:: WHAT TO DO ::
Copy each line of the listing that includes "JSON".

:: PROVIDED RECORDS ::
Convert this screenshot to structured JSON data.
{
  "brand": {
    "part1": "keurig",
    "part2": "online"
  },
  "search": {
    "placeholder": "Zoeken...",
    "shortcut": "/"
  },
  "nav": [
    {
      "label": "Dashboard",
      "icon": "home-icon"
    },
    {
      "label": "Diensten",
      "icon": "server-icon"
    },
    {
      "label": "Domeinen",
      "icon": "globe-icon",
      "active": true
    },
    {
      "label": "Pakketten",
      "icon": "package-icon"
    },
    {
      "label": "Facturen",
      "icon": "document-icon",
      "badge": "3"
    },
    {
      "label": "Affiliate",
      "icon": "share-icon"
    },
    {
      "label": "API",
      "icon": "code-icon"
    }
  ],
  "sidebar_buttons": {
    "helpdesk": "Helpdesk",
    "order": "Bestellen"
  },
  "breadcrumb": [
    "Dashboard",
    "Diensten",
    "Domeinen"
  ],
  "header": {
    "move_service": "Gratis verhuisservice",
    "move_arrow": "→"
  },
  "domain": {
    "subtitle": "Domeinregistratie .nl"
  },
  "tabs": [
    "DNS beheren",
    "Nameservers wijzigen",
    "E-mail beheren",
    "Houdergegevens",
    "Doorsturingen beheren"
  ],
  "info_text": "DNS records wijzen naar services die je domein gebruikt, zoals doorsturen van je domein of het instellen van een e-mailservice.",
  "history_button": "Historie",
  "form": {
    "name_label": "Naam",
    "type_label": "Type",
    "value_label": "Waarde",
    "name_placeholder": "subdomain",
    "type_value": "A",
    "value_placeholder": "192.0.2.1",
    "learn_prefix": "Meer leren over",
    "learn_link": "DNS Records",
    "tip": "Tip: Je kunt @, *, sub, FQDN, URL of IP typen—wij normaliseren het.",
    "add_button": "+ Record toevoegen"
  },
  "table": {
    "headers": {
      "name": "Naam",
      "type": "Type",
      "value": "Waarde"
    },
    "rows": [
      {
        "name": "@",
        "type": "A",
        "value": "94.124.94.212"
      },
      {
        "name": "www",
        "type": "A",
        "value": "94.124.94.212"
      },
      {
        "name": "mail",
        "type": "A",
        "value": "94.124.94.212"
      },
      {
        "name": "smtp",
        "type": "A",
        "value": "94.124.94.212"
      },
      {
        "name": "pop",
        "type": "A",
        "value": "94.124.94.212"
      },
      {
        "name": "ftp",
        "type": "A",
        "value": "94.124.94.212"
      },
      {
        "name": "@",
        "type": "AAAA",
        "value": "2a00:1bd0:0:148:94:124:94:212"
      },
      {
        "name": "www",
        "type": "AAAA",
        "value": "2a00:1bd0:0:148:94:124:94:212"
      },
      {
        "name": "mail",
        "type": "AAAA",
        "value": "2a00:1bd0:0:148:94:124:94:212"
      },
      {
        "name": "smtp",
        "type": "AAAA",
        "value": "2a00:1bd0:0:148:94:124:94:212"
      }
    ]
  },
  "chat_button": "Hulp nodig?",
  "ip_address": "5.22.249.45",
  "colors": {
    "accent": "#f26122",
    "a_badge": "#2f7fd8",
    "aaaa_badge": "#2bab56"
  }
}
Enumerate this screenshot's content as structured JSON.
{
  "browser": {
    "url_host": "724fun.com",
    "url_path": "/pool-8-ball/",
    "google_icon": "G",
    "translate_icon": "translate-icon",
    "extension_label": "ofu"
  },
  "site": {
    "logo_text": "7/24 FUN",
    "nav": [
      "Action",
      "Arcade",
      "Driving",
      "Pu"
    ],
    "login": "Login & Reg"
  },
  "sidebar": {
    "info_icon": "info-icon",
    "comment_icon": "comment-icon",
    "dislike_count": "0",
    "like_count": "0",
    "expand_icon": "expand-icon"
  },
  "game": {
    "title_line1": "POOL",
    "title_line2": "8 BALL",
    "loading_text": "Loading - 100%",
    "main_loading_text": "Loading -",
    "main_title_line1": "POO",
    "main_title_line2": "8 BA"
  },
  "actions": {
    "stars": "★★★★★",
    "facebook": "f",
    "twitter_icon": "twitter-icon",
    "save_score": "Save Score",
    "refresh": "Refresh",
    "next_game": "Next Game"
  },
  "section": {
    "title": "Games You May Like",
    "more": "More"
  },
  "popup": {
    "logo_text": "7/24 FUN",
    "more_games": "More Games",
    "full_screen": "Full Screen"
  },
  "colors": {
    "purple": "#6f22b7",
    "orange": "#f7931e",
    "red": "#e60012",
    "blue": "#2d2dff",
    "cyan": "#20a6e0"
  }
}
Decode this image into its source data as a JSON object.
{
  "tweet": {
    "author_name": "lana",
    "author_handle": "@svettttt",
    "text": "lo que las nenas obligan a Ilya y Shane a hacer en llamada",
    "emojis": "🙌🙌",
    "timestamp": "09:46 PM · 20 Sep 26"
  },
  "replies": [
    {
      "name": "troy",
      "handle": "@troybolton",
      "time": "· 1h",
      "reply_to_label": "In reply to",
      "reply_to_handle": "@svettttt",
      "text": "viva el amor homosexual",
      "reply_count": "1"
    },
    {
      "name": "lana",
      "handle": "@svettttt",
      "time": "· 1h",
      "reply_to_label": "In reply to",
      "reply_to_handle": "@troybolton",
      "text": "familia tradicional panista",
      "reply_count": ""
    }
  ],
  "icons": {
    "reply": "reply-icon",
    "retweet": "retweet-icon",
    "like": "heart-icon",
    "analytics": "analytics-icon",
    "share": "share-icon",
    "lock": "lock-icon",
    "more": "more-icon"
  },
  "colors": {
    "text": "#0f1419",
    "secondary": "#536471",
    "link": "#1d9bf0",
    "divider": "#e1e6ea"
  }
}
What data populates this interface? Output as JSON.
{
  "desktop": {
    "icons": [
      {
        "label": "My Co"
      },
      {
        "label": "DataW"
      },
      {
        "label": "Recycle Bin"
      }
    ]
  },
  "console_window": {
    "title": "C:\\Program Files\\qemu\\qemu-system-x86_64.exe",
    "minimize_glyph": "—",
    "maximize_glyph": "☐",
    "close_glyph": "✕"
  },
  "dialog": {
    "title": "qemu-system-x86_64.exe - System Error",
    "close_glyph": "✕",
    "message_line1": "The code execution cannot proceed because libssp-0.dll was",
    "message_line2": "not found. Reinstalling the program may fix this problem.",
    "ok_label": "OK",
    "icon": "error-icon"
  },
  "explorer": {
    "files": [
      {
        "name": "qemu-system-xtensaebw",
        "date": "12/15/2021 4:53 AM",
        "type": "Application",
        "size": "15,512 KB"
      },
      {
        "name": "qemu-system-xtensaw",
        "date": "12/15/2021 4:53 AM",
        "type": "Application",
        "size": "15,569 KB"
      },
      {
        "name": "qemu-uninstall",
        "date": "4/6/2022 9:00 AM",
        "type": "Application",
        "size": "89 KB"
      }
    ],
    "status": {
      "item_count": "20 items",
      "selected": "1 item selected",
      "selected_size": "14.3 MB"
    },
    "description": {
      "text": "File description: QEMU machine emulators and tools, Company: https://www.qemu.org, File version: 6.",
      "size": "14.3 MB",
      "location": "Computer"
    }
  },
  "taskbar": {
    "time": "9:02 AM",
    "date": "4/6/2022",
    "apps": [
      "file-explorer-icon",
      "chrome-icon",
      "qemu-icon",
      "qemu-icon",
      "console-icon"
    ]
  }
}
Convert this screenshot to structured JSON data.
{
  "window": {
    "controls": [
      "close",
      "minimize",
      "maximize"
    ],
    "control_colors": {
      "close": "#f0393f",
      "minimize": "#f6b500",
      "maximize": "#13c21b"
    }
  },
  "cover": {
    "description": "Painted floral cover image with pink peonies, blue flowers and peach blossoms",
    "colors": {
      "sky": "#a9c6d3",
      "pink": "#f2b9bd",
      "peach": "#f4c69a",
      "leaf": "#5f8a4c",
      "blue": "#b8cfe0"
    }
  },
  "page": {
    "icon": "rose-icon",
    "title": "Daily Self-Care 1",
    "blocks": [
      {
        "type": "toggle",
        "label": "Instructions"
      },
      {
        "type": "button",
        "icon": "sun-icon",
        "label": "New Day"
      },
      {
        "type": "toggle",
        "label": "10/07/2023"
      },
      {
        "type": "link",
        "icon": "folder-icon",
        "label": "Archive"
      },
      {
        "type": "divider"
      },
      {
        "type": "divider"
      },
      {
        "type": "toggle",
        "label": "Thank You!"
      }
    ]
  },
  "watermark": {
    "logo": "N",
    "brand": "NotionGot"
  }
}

:: WRITTEN RESPONSE ::
Convert this screenshot to structured JSON data.
Enumerate this screenshot's content as structured JSON.
Decode this image into its source data as a JSON object.
What data populates this interface? Output as JSON.
Convert this screenshot to structured JSON data.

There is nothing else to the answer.